If that isn't cruel enough, in a world perfectly suited to live life unnoticed, we were born yearning for just the opposite. We emerge from the womb screaming for our mother's attention, and don't let up until our obituaries take one last stab at leaving a mark on this world, if only for the slightest chance someone will remember us.
The real problem with this yearning comes when our desire to be accounted for starts competing with the desires others have for the same. We are all lured to believing at one point or another, and we often go there quite willingly, that recognition and belonging comes in the form of the biggest house, car, or 401K. We stand at the edge of the grocery checkout lane, mesmerized by the fame and fortune slapped half naked across the front of People magazine, or eloquently listed up and down the Billboard Top Twenty. When we buy into this competitive and envious version of recognition, we've entered a competition that never ends. One we'll never win, a reality we find opportunity to discourage ourselves with each and every day.
As dads, we have the opportunity to help our kids steer clear of this race to nowhere. Our kids come into this world unarmed with bulging at the seams bank accounts or world renown talents. They can't buy our recognition or ask us to score their routines. All they have to offer is the heart of a child - humanity in its simplest form. Dads, how we choose to notice that heart, and how often - that will largely influence what it becomes and where our children ultimately seek their recognition.
This need for recognition. This desire to be noticed. It really boils down to the smallest denominator of this human race - one simple human being among seven seas of them - feeling like they're living a life of value in a world presumably overflowing with it. Early on, as children, that value comes solely from being noticed by our parents or those closest to us. When we took our first steps, our parents clapped and made unapologetic fools of themselves - and we smiled. When we told the lady at the counter thank you for a piece of candy, our parents gave us a light but approving pat on the back - and we smiled. When we floundered about in the swimming pool like a rapidly deflating beach ball, yet somehow believing we were unveiling aquatic pageantry, our parents divorced all credibility and gave us a big thumbs up. And we smiled. (Read: More Than Love Our Children Want Noticed)
Not all children get noticed, though. Some of their first steps are to places of sadly familiar silence. Some of them wouldn't dream of looking up long enough to say thank you.
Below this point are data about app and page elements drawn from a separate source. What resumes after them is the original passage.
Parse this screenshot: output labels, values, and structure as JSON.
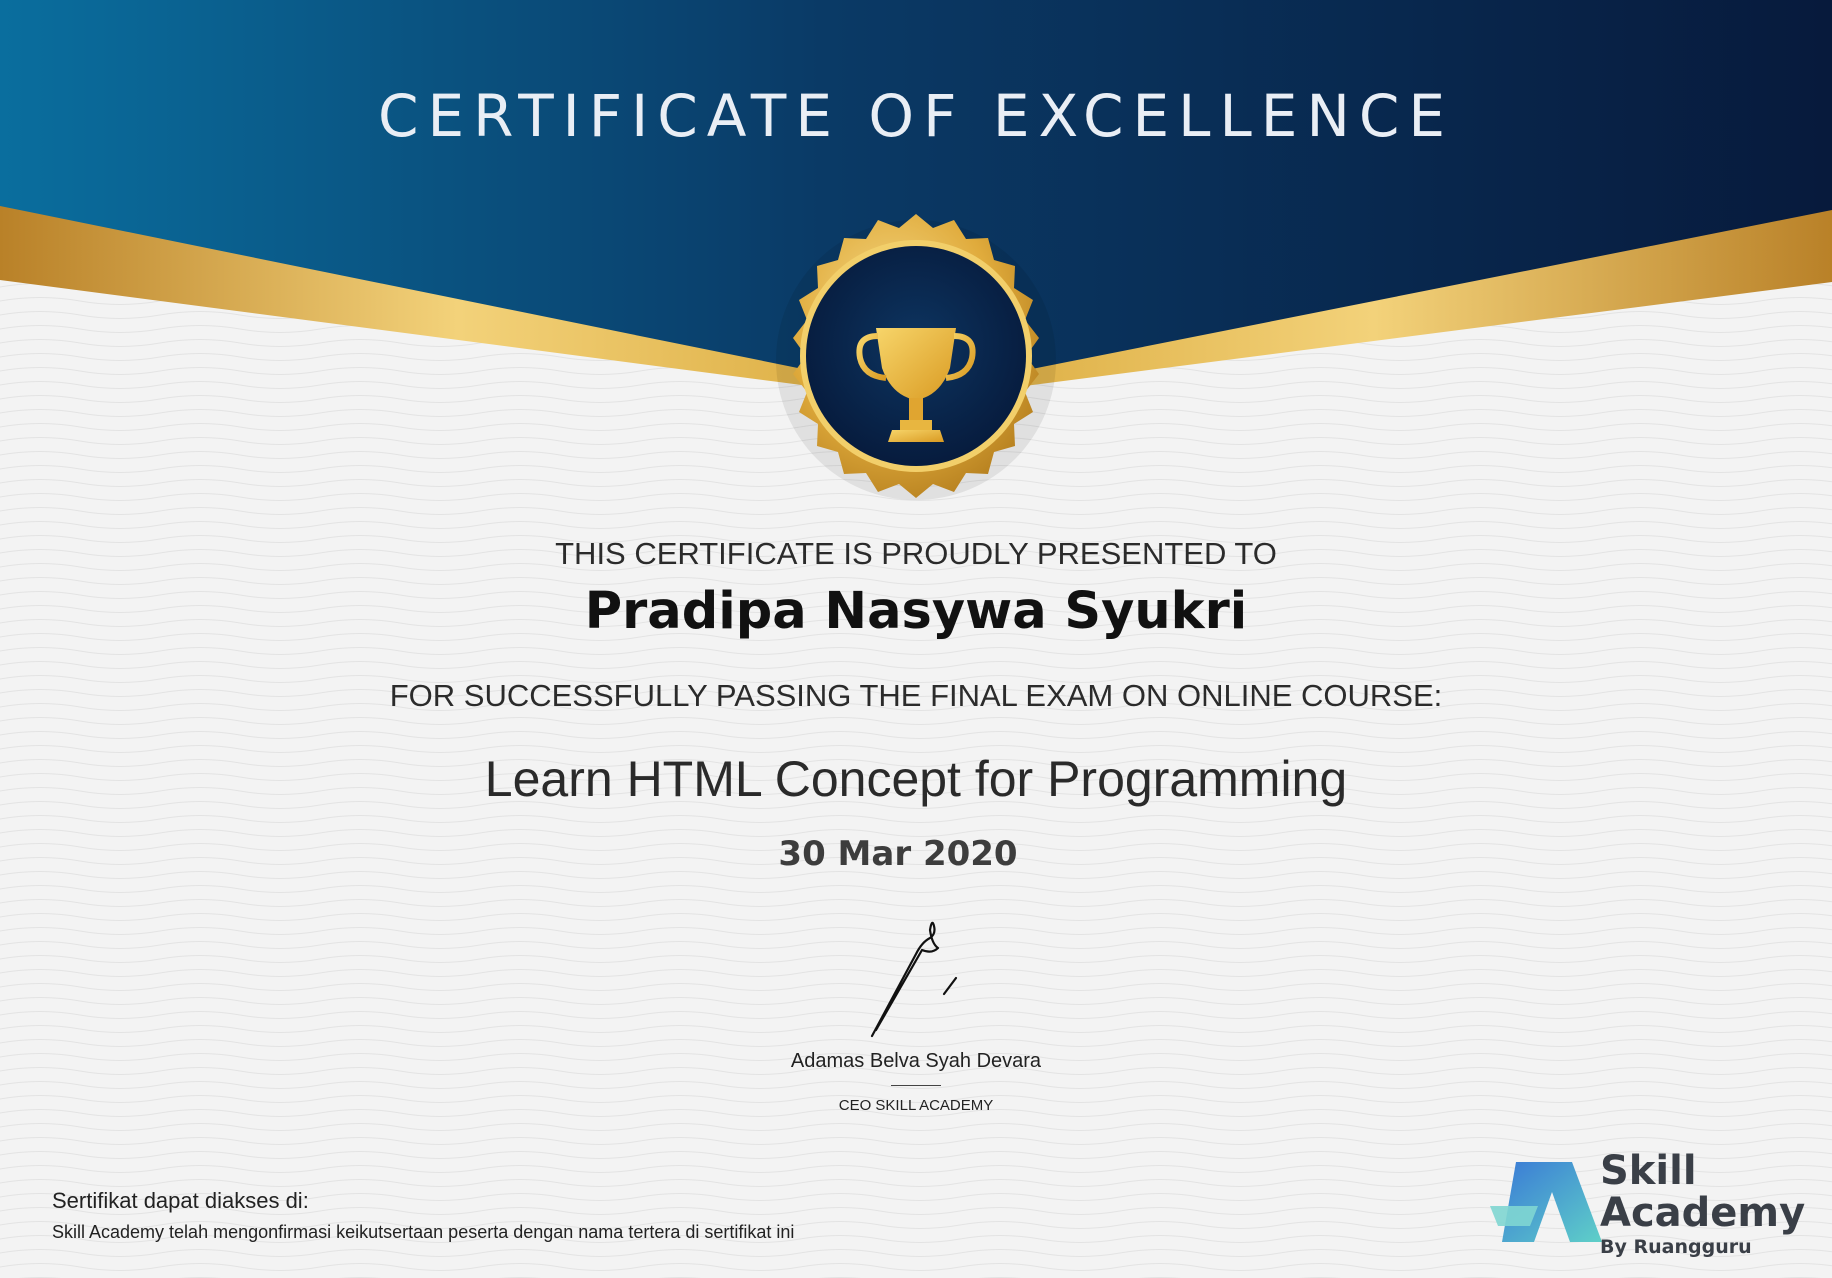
{
  "certificate": {
    "title": "CERTIFICATE OF EXCELLENCE",
    "presented_to": "THIS CERTIFICATE IS PROUDLY PRESENTED TO",
    "recipient_name": "Pradipa Nasywa Syukri",
    "reason": "FOR SUCCESSFULLY PASSING THE FINAL EXAM ON ONLINE COURSE:",
    "course_name": "Learn HTML Concept for Programming",
    "date": "30 Mar 2020",
    "signer_name": "Adamas Belva Syah Devara",
    "signer_role": "CEO SKILL ACADEMY"
  },
  "footer": {
    "access_title": "Sertifikat dapat diakses di:",
    "access_note": "Skill Academy telah mengonfirmasi keikutsertaan peserta dengan nama tertera di sertifikat ini"
  },
  "logo": {
    "line1": "Skill",
    "line2": "Academy",
    "tagline": "By Ruangguru"
  },
  "colors": {
    "navy": "#0a2a50",
    "teal": "#0a6e9e",
    "gold": "#d9a83a",
    "background": "#f3f3f3"
  },
  "icons": {
    "medal": "trophy-medal-icon",
    "signature": "handwritten-signature",
    "logo_mark": "skill-academy-logo-mark"
  }
}
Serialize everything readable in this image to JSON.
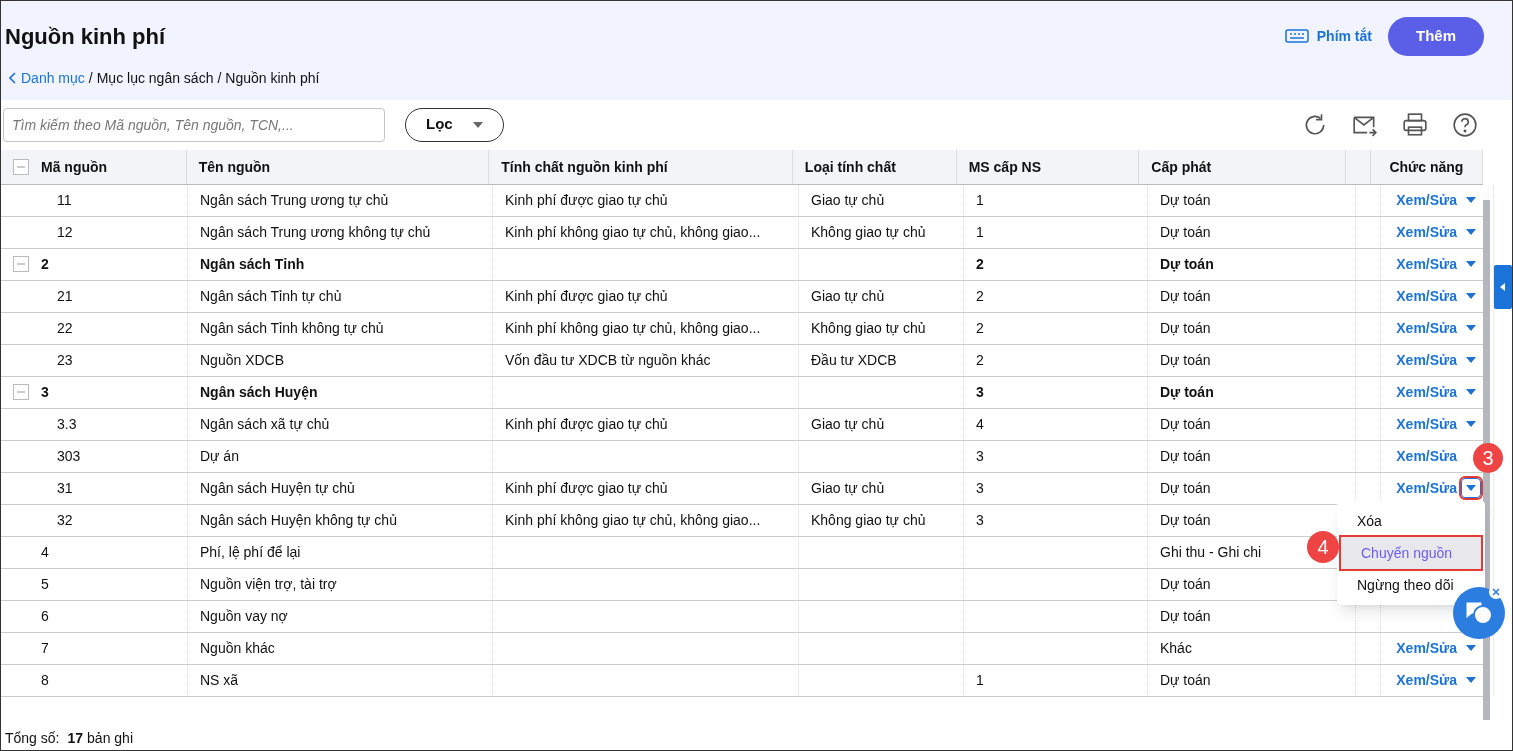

And some are always the first in the pool of splashing children to realize no one is watching.
That no one is ever going to watch.
That's a sad reality to face - no one is ever going to watch. Few face it without a fight. If nobler behaviors and decisions won't find us recognition, some affirmation that our lives have value, we'll often pursue it through less respectable means. Doing drugs, joining a gang, promiscuous sex, constantly picking the next fight - I don't think any of us would suggest these things add value to a life. But for many, they provide an opportunity to get noticed. For those of us who've always had people notice what we contribute to their lives - and to the world in general - these seem like highly irrational steps to take. To those who've felt less visible than a ghost in their own homes, through the neglectful eyes of their own parents, these steps seem like a sensible path to becoming valued.
Dads, nothing will send a child searching for value in all the wrong places faster than the realization their own father is never going to notice them. From the moment a child is old enough to realize they should be worth something, which comes along about the same time they begin staring at you to see if you'll stare back, they begin looking to you for affirmation their life has meaning.
Here's the beautiful thing dads. Especially when our kids are young. They flood us with opportunities to notice them.
So please, notice them.
Notice their corny jokes with a laugh, even if it's a fake one.
Notice their messy hair as they head off to school; tell them you used to sport the same style way back when you had hair. You're surprised it's still in today.
Notice how they kiss their mom goodnight. Tell them there are some things in life you should do forever.
Notice when they win. A high five should work.
Notice when they lose. Tell them the life lessons in losing are far more valuable than the ones that come along with winning. Ignore the blank stare you get in return.
Notice the things they do better than you. Please - let them do things better than you.
Notice they are your children. Acknowledge it's true - there are a couple of billion other kids in the world, but God gave you just the right ones.
Remind them of that every day. And take time to notice all the reasons you're sure it's true.